The crew also did a good job getting everyone on and off the ship with a minimum of delay and fuss, while keeping us all on schedule. We came to appreciate this when we happily by-passed a long line in Grand Cayman--at least an hour long--of passengers awaiting the opportunity to board a different cruise ship. Then, in Honduras, we encountered quite a few very unhappy passengers of a Holland America ship who were standing in two-hour line to re-board their ship, while we had no wait at all.
The regulars at the poker table were good. The casino's cut from the table was bad.
The photographs taken around the ship each day were good. The cost for purchasing them was not so good.
The breakfast buffet was pretty good--we liked having grits every day, there was little wait for omelettes, and the coffee was strong. The pancakes, however, were cold and rubbery.
The lunch buffet was ok. The sandwich selections were pretty lame, but the burgers and hot dogs were good, apart from the long line. What seemed like a lot of variety at the beginning of the trip turned out to be pretty monotonous at the end--some variation in the buffets would have been nice.
The dinners were fine, with plenty of selections. Portions were a bit small--thankfully--but if you really didn't get enough they'd gladly bring you a second round. The chocolate melting cake dessert was divine, maybe too good.
Our dinner in the aptly named "Golden Fleece"--the steakhouse at the top of the ship--was quite good. Don't go there early in the cruise, or you may dislike the quality of the regular dinners after being fleeced.
Some other things on the "bad" side. The ship offered a couple of "free" lectures from the spa/health club staff, which turned out to be infomercials for some questionable "de-toxification" treatments that, of course, cost a lot of money. Also, the tacky "entertainment" at the end of each dinner was unnecessary.
So what was ugly? Two things: first, for some reason, even though all meals are included, you had to pay extra for standard soft-drinks. We understand paying for alcoholic drinks, but not for sodas. To make it worse, Carnival offered a soda-card option, where for about $40 you could purchase an unlimited soda card for the week. But the card was in the name of an individual passenger, so if you wanted soda for a family of four for the week, it would cost you $160. That's RIDICULOUS and a complete rip-off.
If you buy one of the cards for a child, then you're going to want to force the child to drink as much soda as possible to justify the purchase. On the other hand, they didn't have a family option, where you might buy a set amount of sodas that anyone could use. We don't know what other cruise lines do, but if another included soda as a regular "free" option in the meals, that alone would be enough to switch us from Carnival. (And if they all do what Carnival does, then they're all a rip-off.)

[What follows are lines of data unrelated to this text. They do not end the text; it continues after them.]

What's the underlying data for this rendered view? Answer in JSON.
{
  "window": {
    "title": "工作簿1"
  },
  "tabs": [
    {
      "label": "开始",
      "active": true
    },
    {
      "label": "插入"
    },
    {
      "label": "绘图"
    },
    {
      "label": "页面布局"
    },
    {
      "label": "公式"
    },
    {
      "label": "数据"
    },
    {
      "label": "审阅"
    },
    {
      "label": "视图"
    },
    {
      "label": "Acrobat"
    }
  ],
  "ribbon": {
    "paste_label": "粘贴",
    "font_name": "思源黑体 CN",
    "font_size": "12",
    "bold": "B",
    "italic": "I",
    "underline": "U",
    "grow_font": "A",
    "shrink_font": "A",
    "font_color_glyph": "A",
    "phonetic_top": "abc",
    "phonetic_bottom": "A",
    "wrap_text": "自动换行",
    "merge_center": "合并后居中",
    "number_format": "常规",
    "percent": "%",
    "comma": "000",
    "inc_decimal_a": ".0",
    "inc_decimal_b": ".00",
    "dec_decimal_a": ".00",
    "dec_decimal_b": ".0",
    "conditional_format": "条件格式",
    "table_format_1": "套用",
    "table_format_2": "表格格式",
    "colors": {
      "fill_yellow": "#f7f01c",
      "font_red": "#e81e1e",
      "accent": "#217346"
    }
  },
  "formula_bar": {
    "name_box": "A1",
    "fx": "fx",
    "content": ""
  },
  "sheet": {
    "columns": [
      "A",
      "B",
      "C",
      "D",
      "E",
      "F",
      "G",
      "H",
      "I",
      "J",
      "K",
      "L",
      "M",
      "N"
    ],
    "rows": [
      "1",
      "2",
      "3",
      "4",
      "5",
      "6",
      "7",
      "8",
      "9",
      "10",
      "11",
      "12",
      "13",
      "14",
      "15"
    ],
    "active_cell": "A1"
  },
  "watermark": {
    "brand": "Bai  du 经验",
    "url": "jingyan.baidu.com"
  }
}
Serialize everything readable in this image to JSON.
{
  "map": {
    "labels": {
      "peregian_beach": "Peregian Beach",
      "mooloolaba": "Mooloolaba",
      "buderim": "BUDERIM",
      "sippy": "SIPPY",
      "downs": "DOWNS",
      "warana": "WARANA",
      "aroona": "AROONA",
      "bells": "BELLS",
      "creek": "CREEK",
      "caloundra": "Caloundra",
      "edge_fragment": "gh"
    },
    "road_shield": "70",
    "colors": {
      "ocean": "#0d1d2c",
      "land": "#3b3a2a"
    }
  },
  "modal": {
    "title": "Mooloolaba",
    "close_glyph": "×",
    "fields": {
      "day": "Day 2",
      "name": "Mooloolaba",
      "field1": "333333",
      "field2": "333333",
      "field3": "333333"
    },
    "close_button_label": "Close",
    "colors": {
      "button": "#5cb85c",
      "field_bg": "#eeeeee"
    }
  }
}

The other ugly aspect was the basketball court on the ship. Granted, this is a limited complaint, but with two active boys who are avid hoopsters, it was quite important to us. The ship had a small court on the top deck, with one hoop. No net. For some unfathomable reason, the ship rented the only two basketballs to a couple of older kids, so that when they weren't around, there was no basketball. There's no logic at all for doing that, other than limiting play on the basketball court.
While we were in Grand Cayman, we noted that the ship anchored next to us--we believe it was from the Royal Caribbean line--had a larger basketball court, with two hoops and nets. Call us petty, but next time we'll be on one of their cruises.